The response must contain every line below in which "caption" appears.

-------- THE DATA --------

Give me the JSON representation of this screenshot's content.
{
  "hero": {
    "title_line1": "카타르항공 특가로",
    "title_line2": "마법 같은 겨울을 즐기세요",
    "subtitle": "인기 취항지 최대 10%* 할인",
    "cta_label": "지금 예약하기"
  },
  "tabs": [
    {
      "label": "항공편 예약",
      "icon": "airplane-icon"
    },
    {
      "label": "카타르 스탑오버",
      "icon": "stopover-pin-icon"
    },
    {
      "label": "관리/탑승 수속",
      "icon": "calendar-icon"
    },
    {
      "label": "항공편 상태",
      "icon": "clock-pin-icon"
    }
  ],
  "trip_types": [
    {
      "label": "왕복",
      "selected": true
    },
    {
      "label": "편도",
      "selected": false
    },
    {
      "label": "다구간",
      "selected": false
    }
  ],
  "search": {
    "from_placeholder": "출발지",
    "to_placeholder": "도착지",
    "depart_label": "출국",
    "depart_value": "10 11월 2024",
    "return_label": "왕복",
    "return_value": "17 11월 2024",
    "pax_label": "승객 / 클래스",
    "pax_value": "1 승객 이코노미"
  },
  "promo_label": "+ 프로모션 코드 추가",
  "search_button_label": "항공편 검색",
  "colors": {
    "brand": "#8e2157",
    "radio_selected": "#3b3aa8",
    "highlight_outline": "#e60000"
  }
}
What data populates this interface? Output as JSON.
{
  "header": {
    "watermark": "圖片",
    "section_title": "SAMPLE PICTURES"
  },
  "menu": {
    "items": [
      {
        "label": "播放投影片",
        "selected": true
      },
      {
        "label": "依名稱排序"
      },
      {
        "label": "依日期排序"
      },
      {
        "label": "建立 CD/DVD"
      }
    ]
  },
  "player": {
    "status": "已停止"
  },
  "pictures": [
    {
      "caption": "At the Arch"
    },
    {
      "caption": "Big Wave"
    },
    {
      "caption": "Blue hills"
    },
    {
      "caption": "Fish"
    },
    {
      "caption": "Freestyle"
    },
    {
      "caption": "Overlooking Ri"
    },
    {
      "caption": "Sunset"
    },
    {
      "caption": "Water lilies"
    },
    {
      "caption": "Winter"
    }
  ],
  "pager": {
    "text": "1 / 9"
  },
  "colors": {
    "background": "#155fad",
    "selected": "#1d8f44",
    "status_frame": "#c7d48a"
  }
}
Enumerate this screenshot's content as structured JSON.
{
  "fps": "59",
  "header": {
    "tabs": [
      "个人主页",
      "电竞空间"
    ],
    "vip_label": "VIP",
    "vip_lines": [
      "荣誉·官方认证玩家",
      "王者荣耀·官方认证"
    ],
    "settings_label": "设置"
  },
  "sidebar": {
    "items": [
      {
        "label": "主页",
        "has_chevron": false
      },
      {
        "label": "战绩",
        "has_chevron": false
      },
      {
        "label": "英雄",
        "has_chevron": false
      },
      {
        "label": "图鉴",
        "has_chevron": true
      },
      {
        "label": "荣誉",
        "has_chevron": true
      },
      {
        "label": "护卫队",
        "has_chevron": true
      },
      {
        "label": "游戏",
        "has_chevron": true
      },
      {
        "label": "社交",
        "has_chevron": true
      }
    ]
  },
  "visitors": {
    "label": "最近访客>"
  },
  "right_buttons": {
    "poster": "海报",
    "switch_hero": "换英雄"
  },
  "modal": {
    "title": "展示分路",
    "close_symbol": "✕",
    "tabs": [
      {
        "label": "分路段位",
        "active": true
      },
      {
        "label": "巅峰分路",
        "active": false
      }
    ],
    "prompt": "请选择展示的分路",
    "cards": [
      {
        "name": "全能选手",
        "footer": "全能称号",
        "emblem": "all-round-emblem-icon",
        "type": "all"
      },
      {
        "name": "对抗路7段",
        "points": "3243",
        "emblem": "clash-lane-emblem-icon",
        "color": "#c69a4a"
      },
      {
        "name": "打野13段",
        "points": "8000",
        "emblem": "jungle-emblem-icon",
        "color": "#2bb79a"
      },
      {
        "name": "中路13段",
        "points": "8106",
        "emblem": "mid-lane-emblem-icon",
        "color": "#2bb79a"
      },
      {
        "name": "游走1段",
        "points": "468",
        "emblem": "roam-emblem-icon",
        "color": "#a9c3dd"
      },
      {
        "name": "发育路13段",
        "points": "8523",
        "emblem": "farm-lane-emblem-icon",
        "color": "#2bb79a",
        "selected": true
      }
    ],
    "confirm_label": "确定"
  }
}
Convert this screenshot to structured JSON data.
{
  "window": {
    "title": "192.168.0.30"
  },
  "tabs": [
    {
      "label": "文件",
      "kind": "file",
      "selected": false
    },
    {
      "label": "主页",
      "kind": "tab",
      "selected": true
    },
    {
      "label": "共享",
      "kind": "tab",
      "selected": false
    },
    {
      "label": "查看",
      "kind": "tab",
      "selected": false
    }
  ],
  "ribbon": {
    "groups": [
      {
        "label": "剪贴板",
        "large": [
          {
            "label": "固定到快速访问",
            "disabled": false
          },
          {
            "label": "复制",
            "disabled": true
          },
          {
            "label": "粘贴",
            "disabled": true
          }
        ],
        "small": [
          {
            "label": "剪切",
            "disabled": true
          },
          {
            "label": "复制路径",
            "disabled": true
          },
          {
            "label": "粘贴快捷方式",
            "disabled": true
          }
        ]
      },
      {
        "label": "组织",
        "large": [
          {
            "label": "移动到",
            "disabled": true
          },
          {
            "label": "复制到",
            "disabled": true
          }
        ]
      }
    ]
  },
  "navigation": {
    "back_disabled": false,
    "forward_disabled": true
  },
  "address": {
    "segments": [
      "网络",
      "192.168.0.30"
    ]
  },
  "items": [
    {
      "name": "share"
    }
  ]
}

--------

EXERCISE RESPONSE
      "caption": "At the Arch"
      "caption": "Big Wave"
      "caption": "Blue hills"
      "caption": "Fish"
      "caption": "Freestyle"
      "caption": "Overlooking Ri"
      "caption": "Sunset"
      "caption": "Water lilies"
      "caption": "Winter"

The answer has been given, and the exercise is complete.